The Winter Series II
Jim and I have just come back from a week skiing in the French Alps. Unfortunately the snow wasn't great but this is the risk you take for a last minute December deal. A November storm had a lot of people hopeful, but alas it has not really been enough. However, you can’t get better than Les Troi Vallees for linked runs at an altitude cold enough to keep a good amount of pistes open. The best part- beautiful sunshine whilst amidst stunning alpine panoramas. I love being in the mountains no matter what the weather.
Anyway, this short break provided good opportunity for me to reflect on how skin handles the elements when skiing or snowboarding (I love all mountain appreciators equally!). It’s not just the cold that affects your skin. Being higher up, the air is thinner and humidity is low. This all adds up to very dry skin. Here are a few recommendations to help your skin cope with your ski holiday.
Sunscreen: Not much of your skin sees the sunlight whilst you're skiing, but you should make sure your face and neck have been covered before hitting the piste. Take some to reapply whilst on the slopes, especially in Spring. Sunscreen stops UV light damage which causes wrinkles, sun spots and skin cancer. The atmosphere is thinner at altitude so less of the harmful UV rays are filtered before reaching your skin. The best sunscreens are made with zinc oxide or titanium dioxide, not oxybenzone. Try Green People’s Scent Free Sun Lotion.

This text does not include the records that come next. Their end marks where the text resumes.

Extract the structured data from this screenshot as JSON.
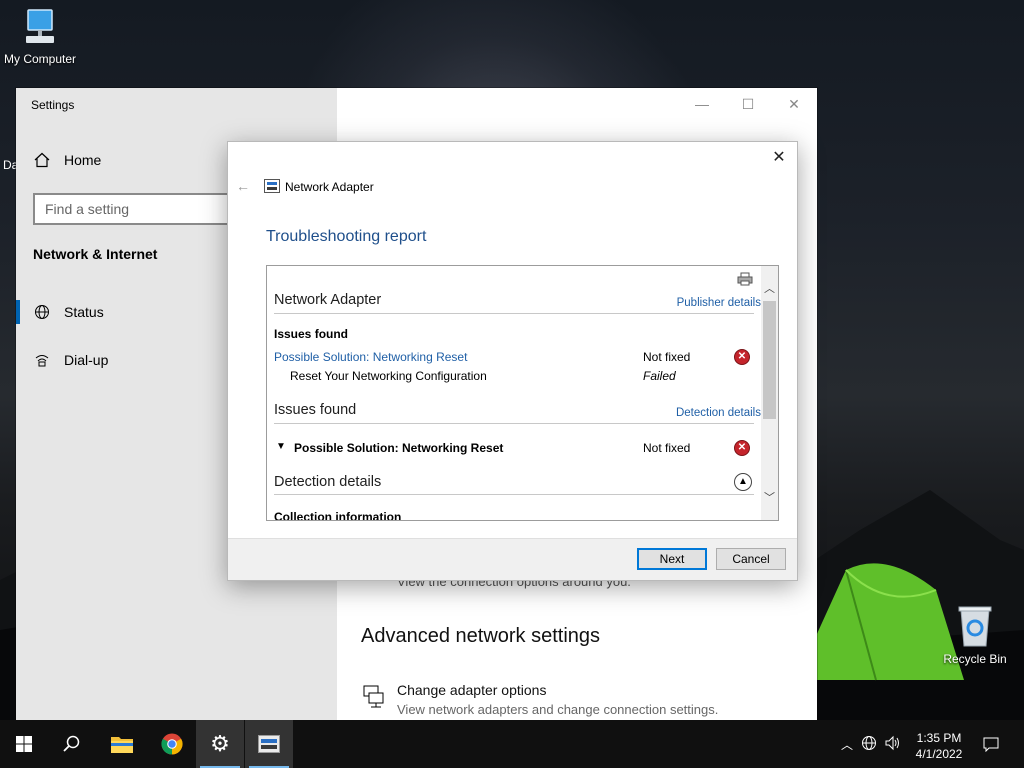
{
  "desktop": {
    "icons": [
      {
        "label": "My Computer",
        "icon": "computer-icon"
      },
      {
        "label": "Recycle Bin",
        "icon": "recycle-bin-icon"
      }
    ],
    "partial_label": "Da"
  },
  "settings": {
    "title": "Settings",
    "home_label": "Home",
    "search_placeholder": "Find a setting",
    "section_title": "Network & Internet",
    "nav": [
      {
        "label": "Status",
        "icon": "globe-icon"
      },
      {
        "label": "Dial-up",
        "icon": "dial-up-icon"
      }
    ],
    "content": {
      "partial_text": "View the connection options around you.",
      "advanced_title": "Advanced network settings",
      "adapter_option_title": "Change adapter options",
      "adapter_option_desc": "View network adapters and change connection settings."
    }
  },
  "dialog": {
    "app_name": "Network Adapter",
    "heading": "Troubleshooting report",
    "report": {
      "section1_title": "Network Adapter",
      "publisher_link": "Publisher details",
      "issues_label": "Issues found",
      "solution_link": "Possible Solution: Networking Reset",
      "solution_status": "Not fixed",
      "sub_item": "Reset Your Networking Configuration",
      "sub_status": "Failed",
      "section2_title": "Issues found",
      "detection_link": "Detection details",
      "solution_bold": "Possible Solution: Networking Reset",
      "solution_bold_status": "Not fixed",
      "section3_title": "Detection details",
      "collection_label": "Collection information"
    },
    "buttons": {
      "next": "Next",
      "cancel": "Cancel"
    }
  },
  "taskbar": {
    "items": [
      "start-icon",
      "search-icon",
      "file-explorer-icon",
      "chrome-icon",
      "settings-icon",
      "troubleshooter-icon"
    ],
    "clock_time": "1:35 PM",
    "clock_date": "4/1/2022"
  }
}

Lip Balm: Lips get so dry on the slopes! As you whiz down the mountain, wind further reduces the moisture on exposed parts of your body (which is usually just the lower half of your face). Don’t let them chap and flake. A good chap stick is a pocket essential. Burt's Bees and Naked Organics wind up sticks are easy to apply in the extreme cold. My favourite Rohr Remedy lip balm is amazing too, but make sure you keep this one close to your chest. Your body heat will keep it soft enough to use.
All body moisturiser: Get a heavy one with shea or coconut butter and use it everywhere. My legs get really itchy in the mountains from the dry air. It's not just the exposed body parts that need moisture. Apply at the end of the day as thermals and sallopets tend to stick uncomfortably to the cream.
Face balm: I apply in the morning before breakfast- a good hour before sunscreen goes on. And then again at the end of the day after a shower. It protects from the cold and the wind.
Hair oil: Hair doesn’t escape the harsh dryness of the alpine environment. My long, thick hair gets quite damaged whilst skiing- it knots around my buff and flattens under my helmet. I try to brush it out at the end of every day, but the dry air makes it brittle so brushing can damage it further. A good hair elixir applied to the ends can make all the difference to maintaining great locks on the slopes. I use Three Organics Restoring Hair Elixir.
Water: Last but not least, water intake is essential (as I’ve blogged about before here). It can be tricky to drink enough whilst skiing. Luckily most cafes have drinkable tap water so if you are not carrying your own, make sure you stop regularly to hydrate. Keep those fluids up, not just for the sake of supple skin, but it is easy to forget that you are respiring and sweating out a lot of water whilst you carve down the mountain.